Well, we know Dr. Arslan was the victor in the valve debate! He was opposing the idea that it was all about the valves.
Panel debating pros and cons of "it's all about the valves." Dr. Arslan: "Valves do not carry blood"
Dr. Sclafani: IVUS needed to dtect each valve. Dr. Arslan: Right equipment makes the difference; IVUS not needed
Dr. Arslan: if you think its just the valves and not the veins, you might as well be a neuro
There's that "you might as well be a neuro" talk that, while not equaling the flying saucers and cowboy rhetoric on the other side, is still probably not appropriate if the goal is to bring the two sides together to further research into CCSVI, which benefits neurologists and IRs and most especially patients.
Dr. Arslan has moved to Rush University in Chicago, after previously working in Tampa, FL, at the Moffitt Institute. Florida's loss and Chicago's gain....
here is his abstract from page 49 of the 2012 isnvd abstracts
Open procedures are now reserved for stent failures only Occlusion, recanalization and thrombolysis
(Bulent Arslan, USA)
Disorders of the venous circulation is a common medical problem, well know by all health personnel as
opposed to CCSVI which is not even known by many physicians. Venous disorders include thrombosis of the
deep veins, which may result in pulmonary emboli, a deadly condition. Etiologies of stenoses or occlusions of
veins can be congenital, external compression or mass lesions (tumors, lymph nodes, muscles, etc). If condition
is simple such as isolated thrombosis of femoro-popliteal veins then treatment is systemic anticoagulation.
However if the condition is more complex resulting in significant symptoms, pain, patient discomfort, ischemia
of the leg, ambulation problems then endovascular interventions usually provide relief, utilizing catheter
directed thrombolysis, thrombectomy, angioplasty and stenting.
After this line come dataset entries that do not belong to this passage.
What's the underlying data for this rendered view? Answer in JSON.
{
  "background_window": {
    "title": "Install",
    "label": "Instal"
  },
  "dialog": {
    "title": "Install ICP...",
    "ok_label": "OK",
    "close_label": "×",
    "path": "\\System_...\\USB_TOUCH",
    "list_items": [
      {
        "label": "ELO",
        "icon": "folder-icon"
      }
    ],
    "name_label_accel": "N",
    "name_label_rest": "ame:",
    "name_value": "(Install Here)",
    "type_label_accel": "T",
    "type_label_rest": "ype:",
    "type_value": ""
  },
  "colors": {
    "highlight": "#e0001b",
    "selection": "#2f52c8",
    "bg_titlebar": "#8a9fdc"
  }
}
Venous problems most commonly involve the
lower extremities, but upper extremity involvement is not uncommon and management is similar except in
cases of anatomic compression of the subclavian veins (Thoracic Inlet Syndrome), which requires surgery as a
definitive treatment. A relatively less know condition,” Pelvic Congestion Syndrome” is also being recognized
more and more commonly. PCS is development of varicosities of the pelvic veins and sometimes associated
with outflow obstruction, namely compression of the left renal vein by superior mesenteric artery (Nutcracker
Syndrome). In addition to embolization of the pelvic veins, stenting of the renal vein by improving venous
outflow provides relief in these patients who present with chronic pelvic pain. Similarity of the anatomic
problems to CCSVI is interesting.